**TASK**
Among the entries below, copy every line that carries the word "delete".

**MATERIAL PROVIDED**

▼▼▼

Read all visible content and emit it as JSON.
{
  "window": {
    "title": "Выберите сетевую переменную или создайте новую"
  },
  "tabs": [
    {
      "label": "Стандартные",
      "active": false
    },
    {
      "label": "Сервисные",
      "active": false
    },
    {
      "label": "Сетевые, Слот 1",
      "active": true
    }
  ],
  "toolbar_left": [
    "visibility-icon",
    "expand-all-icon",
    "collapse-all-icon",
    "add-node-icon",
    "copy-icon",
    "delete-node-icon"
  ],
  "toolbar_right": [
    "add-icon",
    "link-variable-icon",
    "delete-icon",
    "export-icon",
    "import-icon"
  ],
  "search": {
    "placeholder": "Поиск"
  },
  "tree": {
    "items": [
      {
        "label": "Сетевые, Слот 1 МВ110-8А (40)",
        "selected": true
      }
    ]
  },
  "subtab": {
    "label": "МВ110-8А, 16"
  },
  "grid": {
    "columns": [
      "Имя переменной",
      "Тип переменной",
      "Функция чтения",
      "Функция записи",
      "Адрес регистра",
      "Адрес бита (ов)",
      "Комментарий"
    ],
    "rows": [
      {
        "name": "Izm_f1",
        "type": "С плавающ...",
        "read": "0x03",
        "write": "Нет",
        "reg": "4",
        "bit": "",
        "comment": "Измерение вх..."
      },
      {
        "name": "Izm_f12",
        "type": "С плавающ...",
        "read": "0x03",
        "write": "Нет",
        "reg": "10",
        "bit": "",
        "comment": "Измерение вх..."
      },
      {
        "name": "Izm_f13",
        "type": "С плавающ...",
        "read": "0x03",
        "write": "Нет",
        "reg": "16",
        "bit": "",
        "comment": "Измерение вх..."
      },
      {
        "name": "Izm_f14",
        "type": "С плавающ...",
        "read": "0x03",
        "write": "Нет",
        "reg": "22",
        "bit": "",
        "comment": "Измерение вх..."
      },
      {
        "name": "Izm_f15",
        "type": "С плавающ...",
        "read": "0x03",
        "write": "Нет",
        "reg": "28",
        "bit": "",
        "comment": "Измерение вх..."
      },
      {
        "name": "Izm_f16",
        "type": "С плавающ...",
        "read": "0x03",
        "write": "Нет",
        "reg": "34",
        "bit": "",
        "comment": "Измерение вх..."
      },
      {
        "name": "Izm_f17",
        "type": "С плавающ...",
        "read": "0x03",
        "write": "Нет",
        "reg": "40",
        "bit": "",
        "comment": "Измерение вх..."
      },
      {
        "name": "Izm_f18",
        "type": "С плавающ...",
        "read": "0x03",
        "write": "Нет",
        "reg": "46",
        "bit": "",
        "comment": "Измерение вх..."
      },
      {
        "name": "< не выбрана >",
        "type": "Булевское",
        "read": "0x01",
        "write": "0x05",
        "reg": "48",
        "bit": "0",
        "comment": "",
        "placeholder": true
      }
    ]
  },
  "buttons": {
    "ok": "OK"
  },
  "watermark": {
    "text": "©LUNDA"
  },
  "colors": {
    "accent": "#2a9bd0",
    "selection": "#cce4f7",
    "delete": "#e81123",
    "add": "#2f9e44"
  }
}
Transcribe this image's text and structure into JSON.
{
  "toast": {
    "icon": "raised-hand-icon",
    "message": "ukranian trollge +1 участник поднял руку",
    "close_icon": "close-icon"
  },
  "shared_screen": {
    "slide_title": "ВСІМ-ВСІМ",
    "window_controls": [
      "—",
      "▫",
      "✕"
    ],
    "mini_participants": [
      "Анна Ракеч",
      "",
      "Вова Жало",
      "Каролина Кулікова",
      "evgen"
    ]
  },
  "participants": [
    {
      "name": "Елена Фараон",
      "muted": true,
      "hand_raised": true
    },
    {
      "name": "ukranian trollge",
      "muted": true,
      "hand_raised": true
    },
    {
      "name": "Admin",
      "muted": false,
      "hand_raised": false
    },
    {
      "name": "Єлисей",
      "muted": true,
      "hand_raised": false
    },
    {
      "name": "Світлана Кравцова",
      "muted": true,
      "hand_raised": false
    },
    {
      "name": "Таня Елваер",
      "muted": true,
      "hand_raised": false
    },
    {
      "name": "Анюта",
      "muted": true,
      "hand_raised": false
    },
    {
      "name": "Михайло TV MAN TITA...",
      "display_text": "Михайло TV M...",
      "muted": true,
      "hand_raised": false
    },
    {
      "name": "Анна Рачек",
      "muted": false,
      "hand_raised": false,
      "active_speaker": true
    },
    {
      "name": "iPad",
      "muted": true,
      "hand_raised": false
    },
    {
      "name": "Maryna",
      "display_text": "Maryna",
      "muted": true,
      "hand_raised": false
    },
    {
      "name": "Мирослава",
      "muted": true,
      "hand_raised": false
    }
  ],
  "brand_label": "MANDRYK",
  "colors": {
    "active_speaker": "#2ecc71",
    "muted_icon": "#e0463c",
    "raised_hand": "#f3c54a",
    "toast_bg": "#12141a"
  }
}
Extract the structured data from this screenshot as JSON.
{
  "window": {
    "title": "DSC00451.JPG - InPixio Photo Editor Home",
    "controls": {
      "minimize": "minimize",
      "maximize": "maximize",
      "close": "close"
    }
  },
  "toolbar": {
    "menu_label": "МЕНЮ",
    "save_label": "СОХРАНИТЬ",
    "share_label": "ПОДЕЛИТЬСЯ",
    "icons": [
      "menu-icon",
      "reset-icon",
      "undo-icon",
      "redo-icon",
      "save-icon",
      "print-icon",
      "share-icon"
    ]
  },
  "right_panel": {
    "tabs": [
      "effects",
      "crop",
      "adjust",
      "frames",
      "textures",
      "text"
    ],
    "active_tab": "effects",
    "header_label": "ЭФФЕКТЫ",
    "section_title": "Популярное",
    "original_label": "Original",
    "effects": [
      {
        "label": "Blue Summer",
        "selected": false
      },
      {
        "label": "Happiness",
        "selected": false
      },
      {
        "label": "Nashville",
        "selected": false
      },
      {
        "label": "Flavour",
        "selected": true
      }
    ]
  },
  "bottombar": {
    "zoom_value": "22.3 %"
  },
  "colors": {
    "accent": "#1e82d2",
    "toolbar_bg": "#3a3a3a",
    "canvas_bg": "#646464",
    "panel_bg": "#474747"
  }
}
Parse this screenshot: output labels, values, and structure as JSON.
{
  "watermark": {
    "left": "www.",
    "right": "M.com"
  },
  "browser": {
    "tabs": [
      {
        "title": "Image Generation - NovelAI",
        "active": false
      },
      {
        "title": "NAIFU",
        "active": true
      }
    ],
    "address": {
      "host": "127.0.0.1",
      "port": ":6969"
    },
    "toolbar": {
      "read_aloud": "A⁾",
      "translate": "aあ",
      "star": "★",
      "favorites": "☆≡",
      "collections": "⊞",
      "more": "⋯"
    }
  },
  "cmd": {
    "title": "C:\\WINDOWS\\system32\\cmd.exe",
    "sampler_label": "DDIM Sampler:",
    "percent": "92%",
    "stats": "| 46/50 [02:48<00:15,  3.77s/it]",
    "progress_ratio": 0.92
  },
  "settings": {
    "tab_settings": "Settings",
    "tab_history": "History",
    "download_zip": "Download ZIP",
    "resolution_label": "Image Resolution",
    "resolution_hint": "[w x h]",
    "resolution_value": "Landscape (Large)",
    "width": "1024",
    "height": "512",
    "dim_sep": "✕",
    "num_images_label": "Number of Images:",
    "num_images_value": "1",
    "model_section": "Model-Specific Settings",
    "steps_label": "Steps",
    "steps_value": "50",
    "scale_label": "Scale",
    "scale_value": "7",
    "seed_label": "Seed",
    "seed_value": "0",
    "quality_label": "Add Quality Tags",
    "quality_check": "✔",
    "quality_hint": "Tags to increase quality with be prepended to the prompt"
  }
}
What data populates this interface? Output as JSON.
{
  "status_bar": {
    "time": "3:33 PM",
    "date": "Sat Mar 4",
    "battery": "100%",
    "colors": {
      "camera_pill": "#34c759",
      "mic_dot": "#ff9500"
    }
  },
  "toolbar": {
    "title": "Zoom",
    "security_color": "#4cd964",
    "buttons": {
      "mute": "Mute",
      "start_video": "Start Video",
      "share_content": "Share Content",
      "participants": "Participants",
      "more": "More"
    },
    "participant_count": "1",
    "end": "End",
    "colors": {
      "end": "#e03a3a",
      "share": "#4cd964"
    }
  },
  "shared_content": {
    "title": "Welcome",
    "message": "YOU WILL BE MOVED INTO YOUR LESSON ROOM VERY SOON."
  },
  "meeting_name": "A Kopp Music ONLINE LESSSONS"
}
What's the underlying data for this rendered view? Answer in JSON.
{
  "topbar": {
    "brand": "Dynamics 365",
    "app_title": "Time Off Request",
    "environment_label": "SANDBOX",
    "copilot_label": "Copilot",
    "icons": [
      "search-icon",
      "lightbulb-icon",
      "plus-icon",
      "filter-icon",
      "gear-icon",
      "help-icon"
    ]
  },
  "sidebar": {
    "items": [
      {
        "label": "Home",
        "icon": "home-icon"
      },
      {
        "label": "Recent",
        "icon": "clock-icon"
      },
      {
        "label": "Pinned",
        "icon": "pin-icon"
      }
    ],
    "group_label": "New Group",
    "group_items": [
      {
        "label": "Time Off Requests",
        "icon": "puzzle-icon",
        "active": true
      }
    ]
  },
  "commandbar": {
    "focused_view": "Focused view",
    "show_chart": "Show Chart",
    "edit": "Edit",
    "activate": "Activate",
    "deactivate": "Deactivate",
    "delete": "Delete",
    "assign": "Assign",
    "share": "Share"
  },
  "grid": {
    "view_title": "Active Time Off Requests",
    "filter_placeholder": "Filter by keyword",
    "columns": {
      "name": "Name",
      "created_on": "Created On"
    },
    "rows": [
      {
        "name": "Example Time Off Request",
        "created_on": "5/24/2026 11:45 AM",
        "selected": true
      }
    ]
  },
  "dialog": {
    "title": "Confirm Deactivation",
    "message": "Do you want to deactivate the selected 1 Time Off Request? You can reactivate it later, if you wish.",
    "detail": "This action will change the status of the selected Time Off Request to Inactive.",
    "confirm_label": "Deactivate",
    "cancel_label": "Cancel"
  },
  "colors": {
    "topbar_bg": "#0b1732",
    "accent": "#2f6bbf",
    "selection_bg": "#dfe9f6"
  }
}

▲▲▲

**WRITTEN SOLUTION**
    "delete-node-icon"
    "delete-icon",
    "delete": "#e81123",
    "delete": "Delete",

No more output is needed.